Biz community must support govt’s reform drive - EU official | Sunday Observer

Biz community must support govt’s reform drive - EU official

5 March, 2017

The restoration of the GSP+ trade concession by the European Union will increase Sri Lanka’s competitiveness in export markets and send a signal to international investors that the country is worth investing in but requires support from the business community to ensure promised reforms are implemented, a senior EU trade official said last week.

“GSP is an excellent incentive for countries that want to have sustainable growth,” said Nikos Zaimis, Adviser to the European Commission, Directorate General for Trade in Brussels, Belgium. “It is a very generous package. It will put Sri Lanka in a better place to compete with countries such as Pakistan and Bangladesh.”

The EU has 10,000 tariff lines and the GSP+ means 6,600 products can get into the EU tariff-free.

Between 65-75% of Sri Lankan exports to the EU are apparel on which tariffs will fall from 9.6% to zero. In fishery products tariffs will fall from 13% to zero.

According to EU procedure, a decision by the EU parliament on granting Sri Lanka GSP+ is expected by May 15.

“Getting the GSP+ concession is a message to investors that you can put your money in this country,” said Zaimis. “It is a message of trust. A powerful message for investment.” Sri Lanka should keep up the progress it has made in meeting its international obligations even after obtaining the GSP+ concession, Zaimis said at a seminar titled ‘EU Trade Policy – Opportunities for Sri Lanka’ organised by The European Chamber of Commerce of Sri Lanka (ECCSL) in partnership with the Delegation of the European Union (EU), Colombo to Sri Lanka and the Maldives and the Shippers Academy.

“All the good work and good news from Sri Lanka should continue. Co-operation with the EU should continue. Obtaining GSP+ is the beginning of the process. We’re committed to a continuing dialogue.”

Zaimis stressed that the government should not be left to work alone to meet the commitments needed to qualify for GSP+ and needed support from the business community to continue with the promised reforms.

“The business community is a stakeholder in this process – the government alone can’t do it,” said Zaimis. “Businesses are a major beneficiary of GSP+ but also risk being a major loser if something goes wrong.
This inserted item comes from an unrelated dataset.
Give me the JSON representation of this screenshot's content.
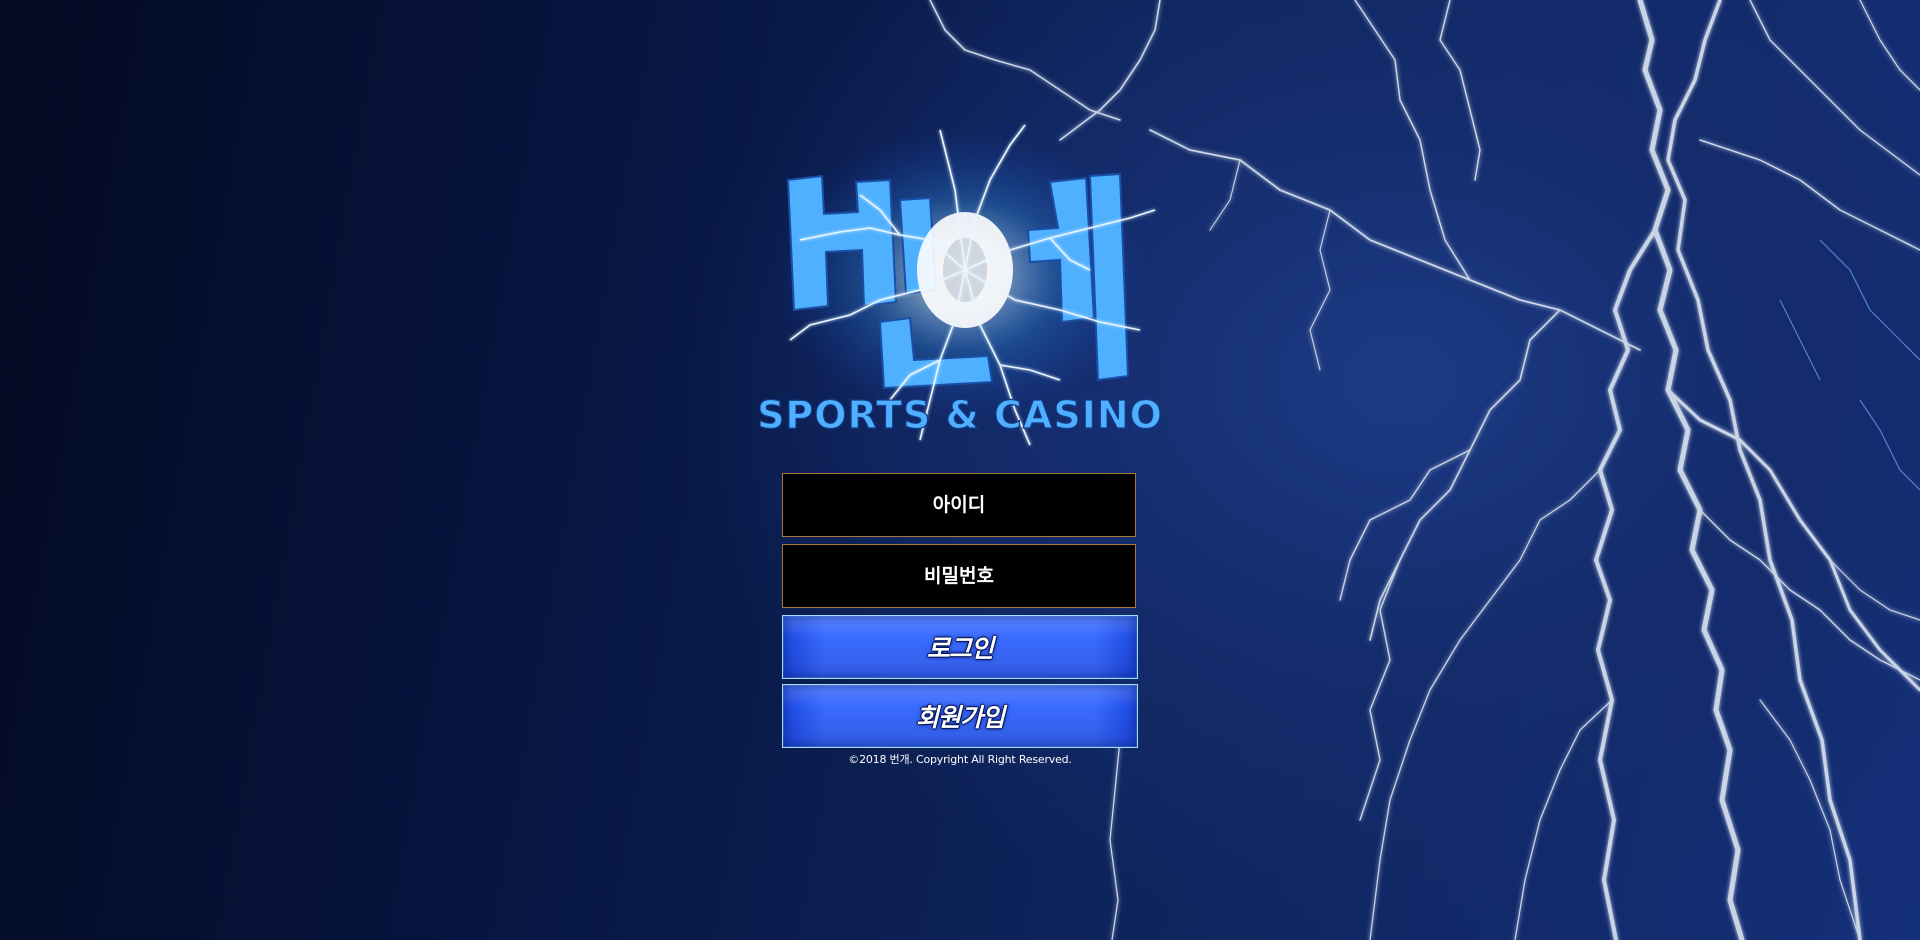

Please raise your voice and support the government to keep the reforms going.”

The Generalised System of Preferences (GSP) concession has three key characteristics, he said. “It’s all about international values and standards. We are not imposing EU standards on anybody – only international standards such as those of the United Nations and International Labour Organisation. So countries applying for GSP are already committed to implementing these standards.”

The second key characteristic was the commitment to co-operate with international bodies. “It means reporting obligations must be respected, visits by UN bodies arranged,” said Zaimis.

“Thirdly, GSP recognizes progressive trends – nobody is perfect, everybody has shortcomings. GSP+ is not an award to the perfect student but an incentive to countries which have shortcomings to do better. We try to be balanced and show the weaknesses and constraints and areas where countries have made progress.” - CJ